QURAYSH ALI LANSANA is author of They Shall Run: Harriet Tubman Poems (Third World Press, 2004) and the poetry collection Southside Rain (Third World Press, 2000); The Big World, a children’s book, (Addison-Wesley, 1999); and three poetry chapbooks, bloodsoil (sooner red) (Center for the American Land, May 2009), Greatest Hits: 1995-2005 (Pudding House Publications, 2006) and cockroach children: corner poems and street psalms (nappyhead press, 1995). His work has been published widely in journals and magazines across the country and internationally, including Callaloo, American Poetry Review, and Crab Orchard Review, among others. He is Associate Professor of English/Creative Writing at Chicago State University, and a former faculty member of the Drama Division of The Juilliard School. Passage, his poetry video collaboration with Kurt Heintz, won the first ever Image Union/Bob Award from WTTW-TV (PBS). Quraysh earned a Masters of Fine Arts degree at the Creative Writing Program at New York University, where he was a Departmental Fellow. He has been a literary teaching artist and curriculum developer for over a decade and has led workshops in prisons, public schools, and universities in over 30 states.
CHING-IN CHEN is author of The Heart’s Traffic (Arktoi Books/Red Hen Press) and co-editor of The Revolution Starts at Home: Confronting Intimate Violence Within Activist Communities (South End Press). A Kundiman and Lambda Fellow, Ching-In is part of Macondo, Voices of Our Nations Arts Foundation writing communities, and Sharon Bridgforth’s Theatrical Jazz Institute. They have been awarded fellowships from Soul Mountain Retreat, Virginia Center for the Creative Arts, Millay Colony, and the Norman Mailer Center. A community organizer, they have worked in the Asian American communities of San Francisco, Oakland, Riverside, and Boston. They are cream city review’s editor-in-chief.
SATURDAY, FEBRUARY 23rd
RACINE ARTS COUNCIL
316 6TH STREET
6PM (doors open 5:30)
Today, The Midwest Interdisciplinary Graduate Conference begins!
I’ll be participating in tonight’s evening of performance (description below) & a roundtable panel tomorrow morning on Violence Against Women, where I’ll be sharing my thoughts on how transformative justice contributes to the discussion!
FRIDAY Feb. 15

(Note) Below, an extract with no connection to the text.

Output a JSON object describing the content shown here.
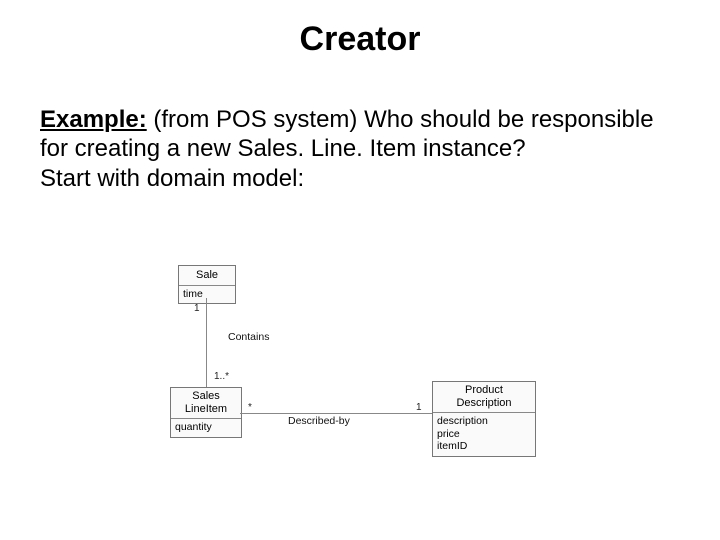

Re :: Circulation: a re-cycled pecha kucha, re-assembled by Ching-In Chen, explores unplugging from current systems of monetary exchange// a futuristic gift economy, where services (creations) are exchanged without the possibility of immediate or future rewards. This project re-circulates the “wealth” of other writers and artists (including Van Tran, Bhanu Kapil, Sylvia La, Noah Purifoy, Flora Kao, Thomas Matsuda, Myung Mi Kim, Chantala Kommanivanh, Pepón Osorio, Soyeon Cho, Kristin Naca, Chelsea Wait, Susu Pianchupattana, and the re-assembler’s past creations) by engaging in acts of alteration, collage, sampling, re-mixing, collaboration and re-purposing.
An Evening of Performances
The Gasthaus Pub on the lower level of the UWM Student Union
(with pizza/drinks for registered conference participants at 5:30pm)
Introduction by Brittany Cavallaro, UW-Milwaukee (Creative Writing)
“Transition 2B” by Collette Stewart, UW-Milwaukee Peck School of the Arts (Dance)
“Act Natural!” by Toby Wiggins, York University (Gender, Feminist, & Women’s Studies)
Currently untitled film, by Ben Balcom, UW-Milwaukee Peck School of the Arts (Film, Video, Animation & New Genres)
“Comedy Routine” by Andrew Salyer, UW-Madison (Art Theory and Practice)
Poetry reading by Kara van de Graaf, UW-Milwaukee (Creative Writing)
“Nostalgia” by Kiam Marcelo Junio, visual and performance artist
“Emergent Economies, Queer Circulations” by Ching-In Chen, UW-Milwaukee (English, creative writing)
SATURDAY Feb. 16
Violence Against Women, Interdisciplinary Approaches and Failure at University of Wisconsin-Milwaukee (UWM): Discussion Panel, Curtin Hall 108
Moderator: Lorraine Halinka Malcoe, UW-Milwaukee School of Public Health
RaeAnn Anderson, UWM, Psychology
Ching-In Chen, UWM, English Creative Writing
Nelida Cortes, UWM, Urban Studies
Jessica Milli, UWM, Economics
Laura Voith, UWM, Social Work